The most complex and fully featured rose engine lathe that the London-based firm ever made, coming complete with a cabinet of accessories, it shattered the upper estimate of $90,000 at the Marlborough, Massachusetts auction on December 1.
Numbered 1636, it was two years in the making and originally sold for a price reportedly "in excess of 1,500 pounds sterling" on December 20, 1838, to a London civil engineer, John Taylor Esquire (1779-1863).
John Jacob Holtzapffel II wrote to a later owner in 1886 that it was "one of three, the last and best we have made".
John Jacob Holtzapffel I founded the firm in 1795 and it became Holtzapffel & Deyerlein in 1804 as a partnership with assistant John George Deyerlein. Deyerlein left in 1827 but - as Holtzapffel & Company, at 64 Charing Cross
Road - the business continued to make lathes and precision tools until 1928.
Ornamental lathes were used by the elite of society, but during the Victorian age princely enthusiasm waned and the high cost of the equipment mainly restricted their use to wealthy scientific amateurs, often professors and clergy.
Skinner's lathe and accessories came from the collection of Richard I Miller, a prominent ornamental turner of Tucson, Arizona.
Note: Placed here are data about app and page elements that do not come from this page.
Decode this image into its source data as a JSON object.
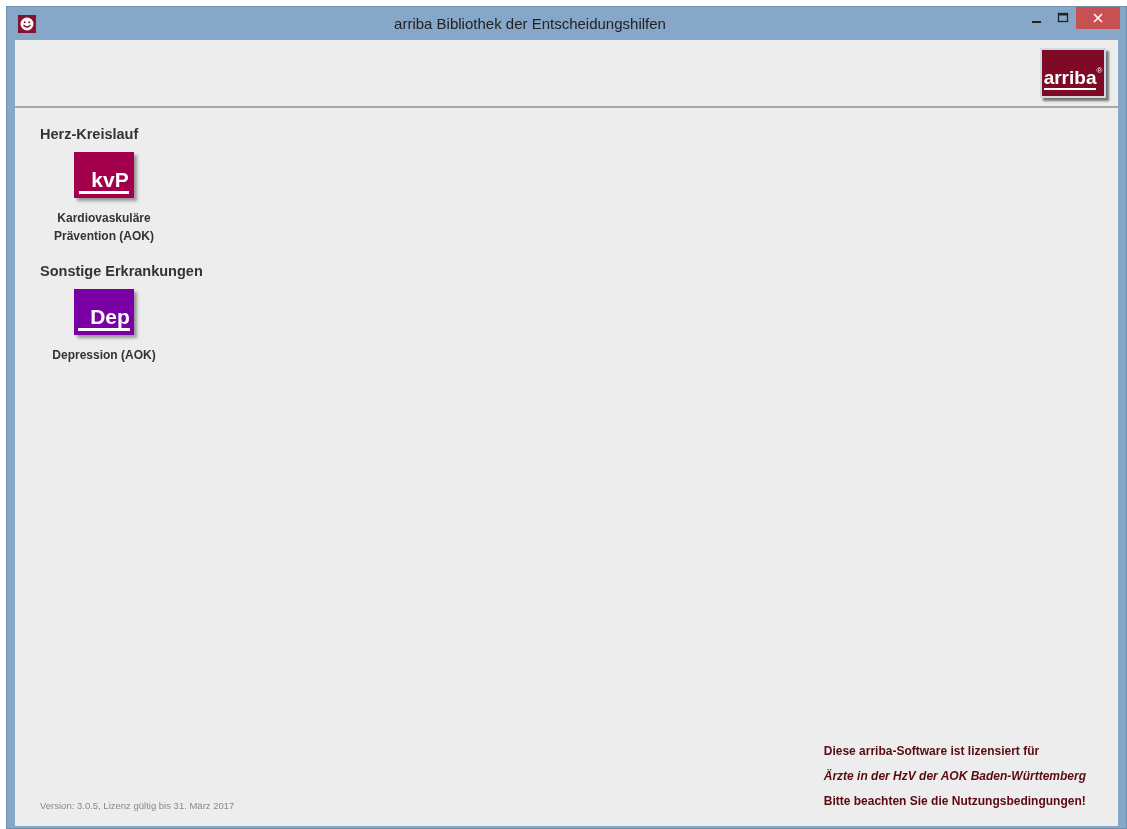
{
  "window": {
    "title": "arriba Bibliothek der Entscheidungshilfen"
  },
  "toolbar": {
    "logo": {
      "text": "arriba",
      "mark": "®"
    }
  },
  "categories": [
    {
      "title": "Herz-Kreislauf",
      "apps": [
        {
          "abbreviation": "kvP",
          "label": "Kardiovaskuläre Prävention (AOK)",
          "color": "#a3004c"
        }
      ]
    },
    {
      "title": "Sonstige Erkrankungen",
      "apps": [
        {
          "abbreviation": "Dep",
          "label": "Depression (AOK)",
          "color": "#7a00a6"
        }
      ]
    }
  ],
  "footer": {
    "version": "Version: 3.0.5, Lizenz gültig bis 31. März 2017",
    "license": [
      {
        "kind": "plain",
        "text": "Diese arriba-Software ist lizensiert für"
      },
      {
        "kind": "italic",
        "text": "Ärzte in der HzV der AOK Baden-Württemberg"
      },
      {
        "kind": "plain",
        "text": "Bitte beachten Sie die Nutzungsbedingungen!"
      }
    ]
  }
}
Bidding started off at $70,000 and quickly climbed to $130,000, with many paddles raised, until there were two remaining phone bidders when the hammer came down.
In August 2011 Skinner sold what they called one of the most complete ornamental turning lathes to come to the market in many years: a Holtzapffel & Deyerlein made c.1827, which more than doubled its top estimate to take $55,000 (then £35,950) hammer.
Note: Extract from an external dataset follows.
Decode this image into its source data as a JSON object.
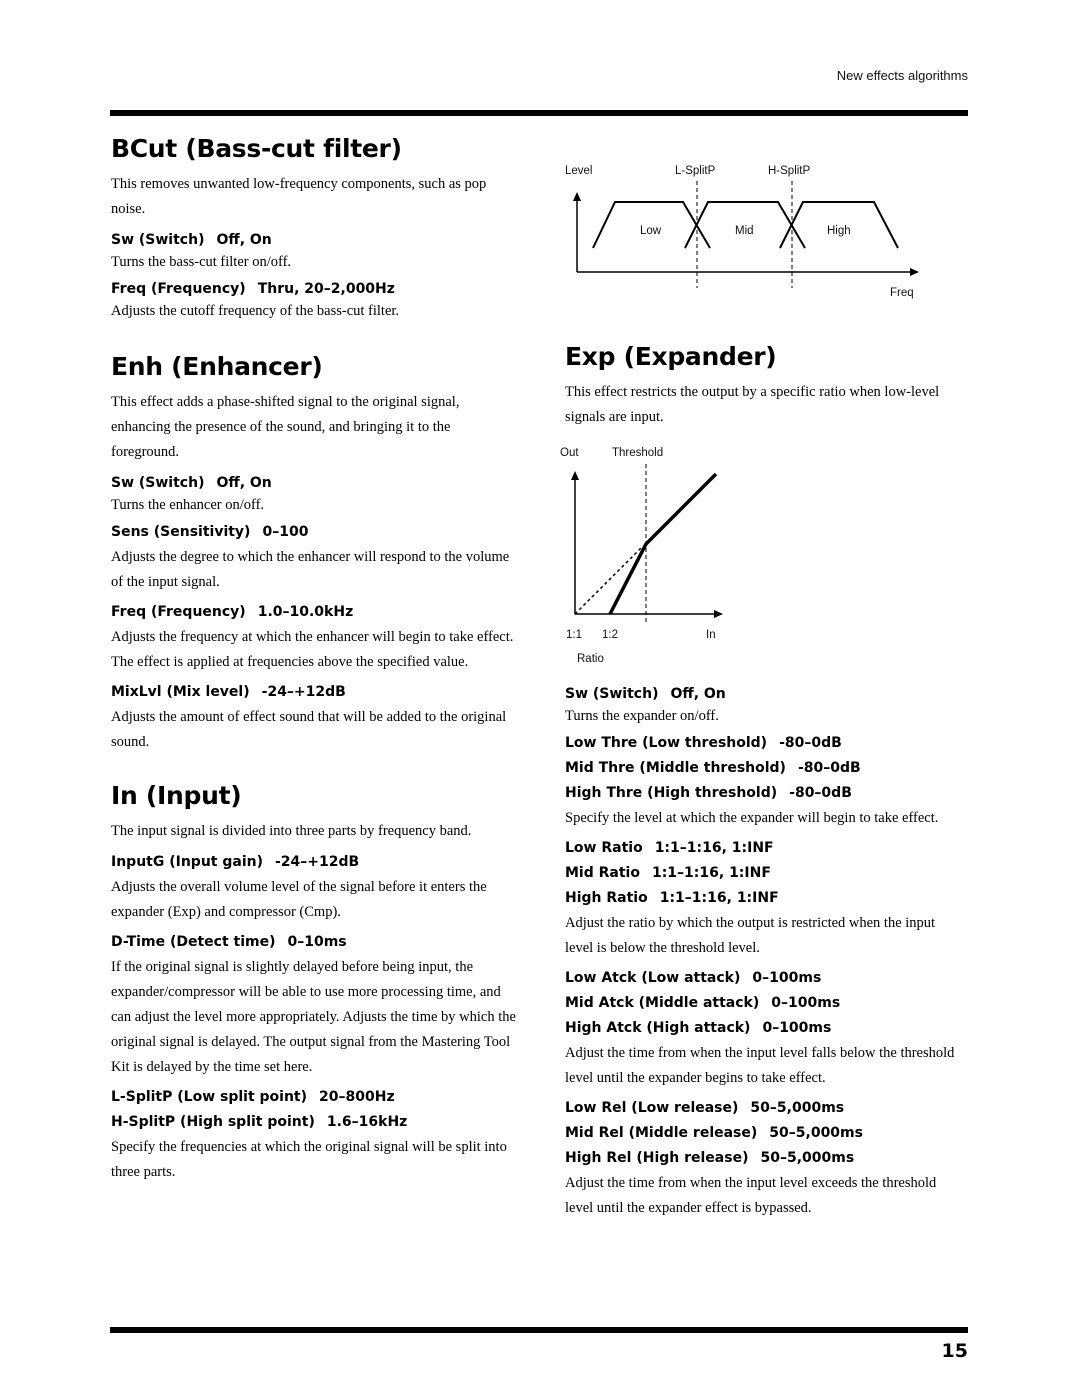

The buyer's premium was 20/12%
Exchange Rate: £1 = $1.53